It’s not something most homeowners think about when they decide on an extension. After all, it’s easy to forget about paperwork when you’re taking on such a big project. Yet the contract you agree with your contractor is one of the most important things you have in your control. Compared to everything leading up to it, construction is not only the most expensive part of your project, it’s also the part when the biggest headaches can occur.
From dodgy payment plans, poor quality workmanship, to unfinished builds, a good contract can protect you from these construction horror stories. So where do most homeowners go wrong? Let’s find out…
One of the most important elements in a contract is insurance.
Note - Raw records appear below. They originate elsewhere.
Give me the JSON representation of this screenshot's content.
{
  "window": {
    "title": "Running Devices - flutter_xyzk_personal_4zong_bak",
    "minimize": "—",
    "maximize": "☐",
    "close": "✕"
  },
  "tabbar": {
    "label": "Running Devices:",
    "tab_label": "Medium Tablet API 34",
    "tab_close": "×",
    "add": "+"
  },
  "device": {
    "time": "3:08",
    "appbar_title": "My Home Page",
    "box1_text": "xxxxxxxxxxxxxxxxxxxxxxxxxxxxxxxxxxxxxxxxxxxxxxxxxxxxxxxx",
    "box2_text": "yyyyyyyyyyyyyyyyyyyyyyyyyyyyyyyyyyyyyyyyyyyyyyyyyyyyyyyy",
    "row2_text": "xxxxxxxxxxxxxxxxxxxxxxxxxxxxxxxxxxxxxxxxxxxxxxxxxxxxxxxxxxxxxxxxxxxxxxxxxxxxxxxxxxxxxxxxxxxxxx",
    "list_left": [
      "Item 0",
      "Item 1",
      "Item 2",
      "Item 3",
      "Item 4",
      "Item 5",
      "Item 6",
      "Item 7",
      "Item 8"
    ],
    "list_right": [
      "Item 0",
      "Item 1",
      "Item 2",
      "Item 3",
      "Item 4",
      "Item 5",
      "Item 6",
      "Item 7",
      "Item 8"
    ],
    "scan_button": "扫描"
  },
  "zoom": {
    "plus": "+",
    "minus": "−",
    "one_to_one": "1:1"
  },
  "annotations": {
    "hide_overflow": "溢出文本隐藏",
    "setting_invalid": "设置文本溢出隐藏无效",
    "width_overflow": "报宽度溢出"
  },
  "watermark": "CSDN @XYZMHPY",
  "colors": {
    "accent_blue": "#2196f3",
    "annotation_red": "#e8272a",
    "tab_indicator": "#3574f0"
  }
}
By neglecting to ensure the proper insurance is in place, homeowners put themselves at risk of huge costs, court proceedings, and all the legal fees and damages that go alongside this.
To make sure you’re protected, we recommend making sure you have the following insurance in place…
- Public liability insurance - this will ensure that you’re covered in the event that someone is hurt on your site, or if property is damaged.
- Employers’ liability insurance - it’s against the law for any contractor, who works for a company (whether someone else’s or their own), to not have this coverage. It’s there in the event the contractor is hurt on the job.
- Developer insolvency insurance - not essential but certainly recommended, this will protect you in the event your contractor goes bust, which is common amongst builder rogues.
Too vague on timings
You’ll want to make sure your contract matches your timing expectations, and to avoid any vague language around the completion date.
Alongside when the work will be finished, you’ll also want to look into the day to day timings of the build. Do certain elements need to be completed by a certain point? Say foundations being laid before a change in seasons. And what working hours will your contractors keep? If you’re paying a day rate, it’s worthwhile to establish about many hours you both expect to be working in a 24 hour period.
Another timing issue to consider is delays. Sometimes these can be unavoidable, but what is your contractor doing to avoid them, and what safeguards have they in place should they arise?
Bad payment plans
One of the biggest mistakes a homeowner can make is paying their contractor upfront. As a rule, you should never part with any cash until you’ve seen some results. If you pay upfront you run the risk of having your builder running out of money, declaring bankruptcy, and leaving your home in a state of disrepair. A good contractor should have the capital to fund your construction upfront, and receive payment either at the end or at certain milestones.
At Resi, we recommend our customers agree a milestone payment plan with their contractor. This means paying a small deposit up front, with further payments being released at certain construction milestones. For further protection, you can get a contract administrator (typically your architect) to evaluate the work on your behalf. This ensures every element of your build is to high professional standard, while also encouraging your contractor to keep to a defined schedule.
Using cash instead of card
Is your contractor asking to be paid cash in hand? Number one, this should be a huge red flag about your contractor's finances, and second, paying in cash means you’re less protected.
Though credit cards aren’t without their flaws, they do offer significant protection when it comes to big purchases. Under Section 75 of the Consumer Credit Act, your bank has to look into compensating your loss if a good or service is not delivered to you after payment. In order to qualify, you’ll need to pay more than £100 and less than £30,000. A good option for smaller construction projects.
Forgetting the little things
A good contract should address everything involved with construction - big and small. This includes all those little jobs that may not be at the forefront of your mind. For example…
- Tidying up - how and when will rubbish be removed from your site?
- Who will buy and hire the materials and equipment needed for your build?
- How and when will you receive receipts and paperwork?
- Will your contractor use subcontractors? And if so, how much work will be carried out by these other professionals?
- How are you protected if a subcontractor produces poor quality or unsafe work? Have they insurance?
If you’re unsure of your contract, you can either seek advice from your architect, or talk to https://www.citizensadvice.org.uk/ for further guidance.